Talking to the career counsellor was enlightening. It allowed to me really think about what would be right for me, and what I actually want for my future.

I want to be happy, I want to get on my feet and do what I love.

What I love is photography.

Source: Eclectica Photo

Source: Eclectica Photo

I love the moments, the clients, and the experiences.

I feel like I got lost, but now I’m on my way back in the right direction…thankfully

~ Andreah

Engaged and looking

I thought when you met your life-partner, ‘penguin’, and live-in best friend, the frustration of dating, and especially the nerves of the first date, would be a thing of the past.

I should preface this by telling you that I was never great at dating – Michael can attest to all of my rookie mistakes when we were first seeing each other *hangs head in shame* –  so I was kind of relieved when he decided to keep me for life and asked me to marry him. I thought the days of first dates were over – after all I had earned this perk as sort of a rite of passage for being taken off the market.

Oh, how wrong I was.

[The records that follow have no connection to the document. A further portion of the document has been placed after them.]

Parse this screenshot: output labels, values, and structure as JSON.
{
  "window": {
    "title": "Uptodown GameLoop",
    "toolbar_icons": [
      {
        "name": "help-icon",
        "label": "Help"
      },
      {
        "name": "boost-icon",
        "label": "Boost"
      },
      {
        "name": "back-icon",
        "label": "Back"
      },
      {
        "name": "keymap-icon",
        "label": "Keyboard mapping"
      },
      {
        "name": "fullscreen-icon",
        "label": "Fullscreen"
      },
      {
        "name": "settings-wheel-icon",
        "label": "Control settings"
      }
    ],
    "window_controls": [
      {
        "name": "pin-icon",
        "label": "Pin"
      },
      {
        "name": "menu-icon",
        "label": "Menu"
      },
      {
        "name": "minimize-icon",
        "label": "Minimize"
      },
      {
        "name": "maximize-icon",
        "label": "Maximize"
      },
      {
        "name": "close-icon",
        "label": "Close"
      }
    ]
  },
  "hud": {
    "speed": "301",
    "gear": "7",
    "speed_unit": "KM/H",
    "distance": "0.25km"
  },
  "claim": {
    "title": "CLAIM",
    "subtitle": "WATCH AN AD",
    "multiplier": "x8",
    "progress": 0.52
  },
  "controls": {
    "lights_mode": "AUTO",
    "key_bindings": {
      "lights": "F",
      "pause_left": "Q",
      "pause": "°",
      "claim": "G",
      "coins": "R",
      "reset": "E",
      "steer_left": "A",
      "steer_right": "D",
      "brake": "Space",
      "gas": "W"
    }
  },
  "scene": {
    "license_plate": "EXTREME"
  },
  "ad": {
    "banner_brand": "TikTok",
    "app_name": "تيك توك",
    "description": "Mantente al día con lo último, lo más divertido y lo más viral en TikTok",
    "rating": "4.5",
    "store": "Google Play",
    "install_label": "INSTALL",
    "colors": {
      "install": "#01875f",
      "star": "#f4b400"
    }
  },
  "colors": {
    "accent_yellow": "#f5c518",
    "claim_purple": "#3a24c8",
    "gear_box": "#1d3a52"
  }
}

Apparently, first dates also still exist for those who have shacked up. They’ve cleverly disguised themselves as job interviews – first, second and third ones – and include all the butterflies and nerves, the fleeting hope for a match made in heaven, the self-talk track to keep calm and confident in what you have to offer, the anticipation for the follow-up call or email in the days following – it’s all just a guise for a first date.

Even worse, interviews carry the same chance for disappointment as a flopped first date – the realization that he’s not your type, or the looks-good-on-paper but not so much in real life kind of first dates come with the territory. It includes the no chemistry matches, the mixed signals from one person being over zealous, the dashed hope and even the discouraging realization that you might be looking for a unicorn that just doesn’t exist.

While I am currently acting as nanny to three beautiful babies, I have also been actively dating a few new prospects for employment. Each time, the determination to find my match rallies the best parts of me to come shining through almost on cue – I’m charming and smart, quick-witted and friendly. I reach deep into myself to bring forward my inner sales person and I give it my all, every time, in the hopes of a possible long-term, mutually-beneficial relationship.

Sometimes this attracts unwanted offers, sometimes it means my qualifications are out of their league, and sometimes I’m just not enough to make the final cut.

While I’m still looking for my fairy tale-ending in terms of gainful employment, I’m starting to understand what people mean when they say, interviewing is a valuable skill.

I’m learning quickly who I’d like to have dinner with, past or present, dead or alive; I know my top three weaknesses and strengths like the back of my hand; if I get asked what animal I’d most likely akin to, I know the answer that takes the edge off is a tiger because my name is Toni – which depending on chemistry I can say with a wink; running through my career path from school to present day is like recalling a well-read tale, with which I take care to highlight different parts depending on the role I’ve applied for. I have a proven set of favourite and creative questions to ask when I’m given the opportunity to screen my candidate to help decide if I’d be satisfied long-term, having this stranger hold stake over the majority of my time. Most importantly, I know how to break through and get my possible match to relate to me as a person, to find common ground quickly and figure out a few of their triggers.

Just this past week I nervously met with a candidate that I had been hoping to hear from – the organization, product and team structure all interest me and the role is exactly the pieces I’ve loved about each of my previous ones. When I left I felt comfortable and confident and now am dangerously flirting with the hope of a follow-up request to meet again. The second interview is more my pace, where I feel a bit more in control and am a little more sure of how they’re feeling about me. It will be the date that tells me if I’m all in or not.

In the meantime, wish me luck – I’ve got some research to do for my next first date.

~ Toni